Kasich did get into trouble early on when he threw his weight behind a 2011 law limiting collective bargaining for public employee unions. It proved wildly unpopular and was overturned by a referendum decisively that fall—a stark contrast to 2016 rival Scott Walker's union slaying in nearby Wisconsin. But even his critics say he's smoothed himself out since.

"I don't know if his philosophy has changed, but his outward demeanor without question has been toned down," says Melissa Cropper, head of the Ohio Federation of Teachers, which has clashed with Kasich on education policies. "I think [his aides] very much have been priming him to be a presidential candidate."

Weaver denies there's been a concerted effort to script Kasich. "We could say we're going to work with Governor Kasich on this or that, but he would ignore us," Weaver tells Newsweek by phone from New Hampshire. "He is who he is."

In fact, letting Kasich be Kasich is exactly how the campaign is hoping to win. The image the campaign is trying to cultivate is Kasich as a "doer as opposed to a fighter," the latter label assumed by Walker. Implicit is an emphasis on ends over means. Walker may have had the splashier labor victory in crushing Wisconsin's unions, while Kasich lost an early battle with organized labor and quickly retreated from that front, but is defeating labor an end in itself? "My view with organized labor has been...there's no reason why we can't work together," Kasich explains. "We just don't want to have economic unrest in Ohio, and we don't have it."

The campaign is also painting Kasich as a unifier, emphasizing bringing people together and rejecting some of the most divisive rhetoric of political primaries, particularly on social issues. "I'm not into the whole red meat deal," the governor explains in our Columbus interview, slouched back against a plush leather couch in a sunny, glass-enclosed reading room in the official state residence. So while he's signed legislation blocking state funding for Planned Parenthood, he's not out on the talk show circuit attacking it. Abortion is "an issue that is very difficult, and because people don't happen to agree with me on it, I'm not going to demonize them."

Gay marriage? Kasich had one of the standout moments in Thursday night's debate, in responding to a question about how he would react if one of his children were gay. While maintaining that he has a traditional view of marriage, he said, "Our court has ruled, and I said we'll accept it. And guess what? I just went to a wedding of a friend of mine who is gay."

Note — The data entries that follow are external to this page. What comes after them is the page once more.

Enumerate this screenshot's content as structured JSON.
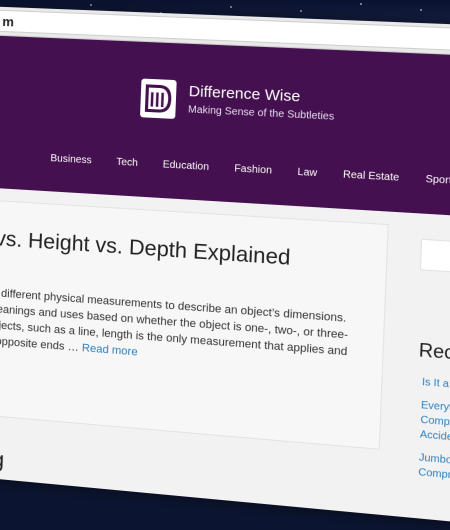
{
  "browser": {
    "address_text": "m"
  },
  "site": {
    "title": "Difference Wise",
    "tagline": "Making Sense of the Subtleties"
  },
  "nav": {
    "items": [
      "Business",
      "Tech",
      "Education",
      "Fashion",
      "Law",
      "Real Estate",
      "Sports"
    ]
  },
  "article": {
    "title": "th vs. Height vs. Depth Explained",
    "excerpt_lines": [
      "th are different physical measurements to describe an object’s dimensions.",
      "ent meanings and uses based on whether the object is one-, two-, or three-",
      "nal objects, such as a line, length is the only measurement that applies and",
      "n the opposite ends …"
    ],
    "read_more": "Read more"
  },
  "next_article": {
    "title_fragment": "ping"
  },
  "sidebar": {
    "recent_heading": "Rec",
    "recent_items": [
      [
        "Is It a F"
      ],
      [
        "Everyth",
        "Compe",
        "Accider"
      ],
      [
        "Jumbo",
        "Compr"
      ]
    ]
  },
  "colors": {
    "header_bg": "#45104f",
    "link": "#2a7fbf"
  }
}
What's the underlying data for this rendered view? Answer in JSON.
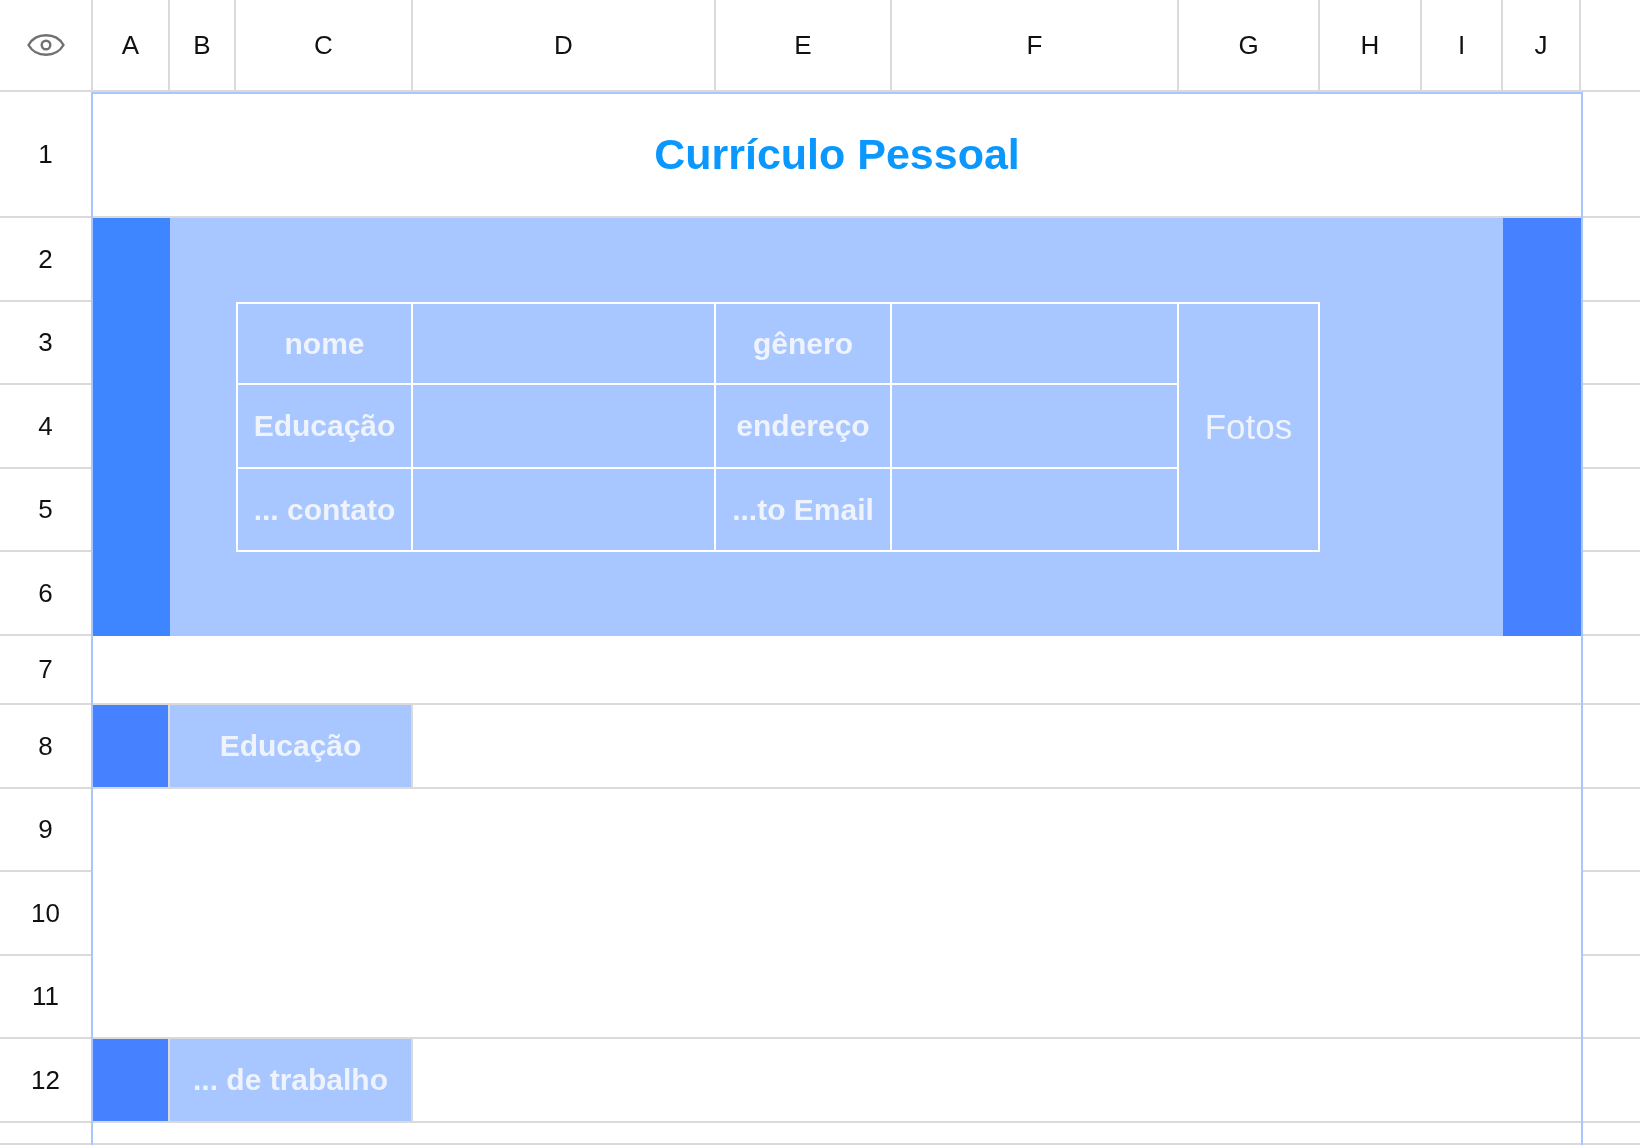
{
  "sheet": {
    "column_headers": [
      "A",
      "B",
      "C",
      "D",
      "E",
      "F",
      "G",
      "H",
      "I",
      "J"
    ],
    "row_headers": [
      "1",
      "2",
      "3",
      "4",
      "5",
      "6",
      "7",
      "8",
      "9",
      "10",
      "11",
      "12"
    ],
    "title": "Currículo Pessoal",
    "info_table": {
      "rows": [
        {
          "labels": [
            "nome",
            "gênero"
          ]
        },
        {
          "labels": [
            "Educação",
            "endereço"
          ]
        },
        {
          "labels": [
            "... contato",
            "...to Email"
          ]
        }
      ],
      "photo_label": "Fotos"
    },
    "sections": [
      {
        "label": "Educação"
      },
      {
        "label": "... de trabalho"
      }
    ]
  }
}
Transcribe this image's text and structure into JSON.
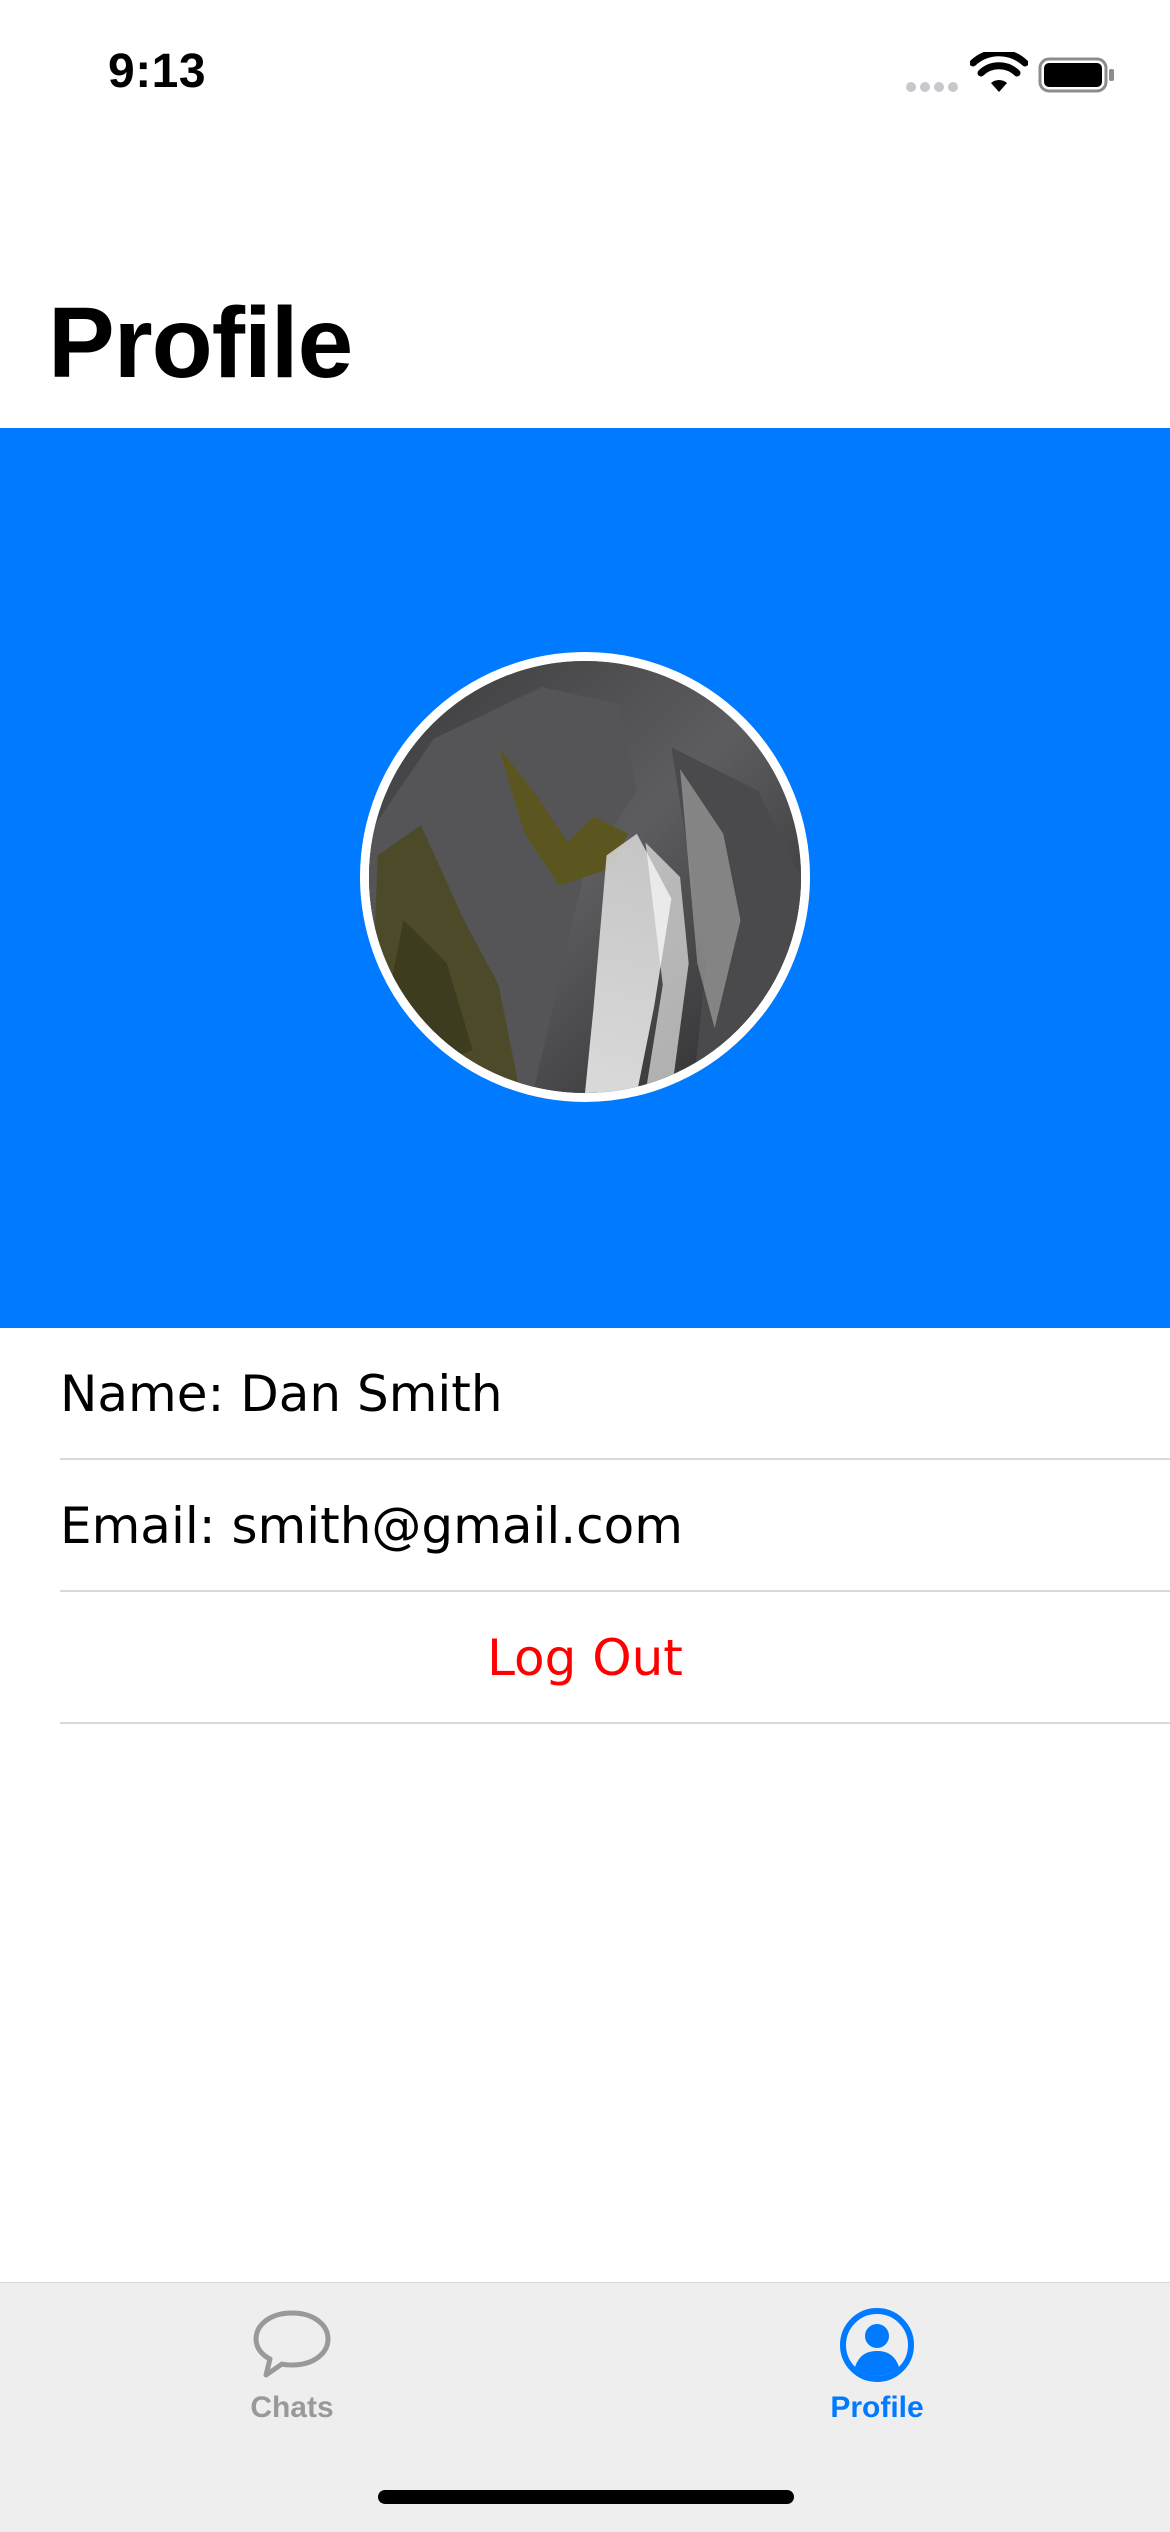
{
  "status_bar": {
    "time": "9:13",
    "signal_icon": "cellular-signal-icon",
    "wifi_icon": "wifi-icon",
    "battery_icon": "battery-icon"
  },
  "header": {
    "title": "Profile"
  },
  "profile": {
    "avatar_icon": "avatar-photo",
    "banner_color": "#007aff"
  },
  "info": {
    "name_text": "Name: Dan Smith",
    "email_text": "Email: smith@gmail.com",
    "logout_label": "Log Out",
    "logout_color": "#ff0000"
  },
  "tab_bar": {
    "tabs": [
      {
        "label": "Chats",
        "icon": "chat-bubble-icon",
        "selected": false
      },
      {
        "label": "Profile",
        "icon": "person-circle-icon",
        "selected": true
      }
    ],
    "accent_color": "#007aff",
    "inactive_color": "#999999"
  }
}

He added, "Just because they don't think the same way doesn't mean we shouldn't love them. Look, I'm going to love my daughters. I'm going to love them no matter what they do because, you know what, God gives me unconditional love."

That response drew applause from the home state crowd, and glowing reviews from the media. It isn't playing so well with social conservatives, however, and may cause him problems in early caucuses and primaries in Iowa, South Carolina and beyond. That's a big part of the reason why Kasich is spending the vast majority of his time in New Hampshire, a state with a more libertarian approach to social issues.

Then again, real estate tycoon and current GOP front-runner Donald Trump has acknowledged giving to Democrats, and even to being a Democrat at one point. So perhaps being up front about what one believes, rather than trying to pander to one bloc of voters or another, is the recipe for success in 2016. If there's one unifying theme that can be drawn out of the cacophony of early presidential campaigning, it's that American voters are hungry for straight talk, not political talking points. The two candidates surging in the polls, self-identified socialist Senator Bernie Sanders and business tycoon Trump, are both about as unpolished as can be, raw but real.

Kasich will be walking a fine line in the coming months. Voters like directness, sure, but not when it's directed at them. That means the governor can't risk getting sharp with constituents, donors or the press, as he's done in the past. Kasich is undeniably impatient and can be patronizing, albeit unintentionally (he called this reporter, a 30-something woman, "young lady"). The grind of a presidential campaign will test his patience and that upbeat campaign demeanor regularly, more than a gubernatorial race or even a late-night budget standoff could.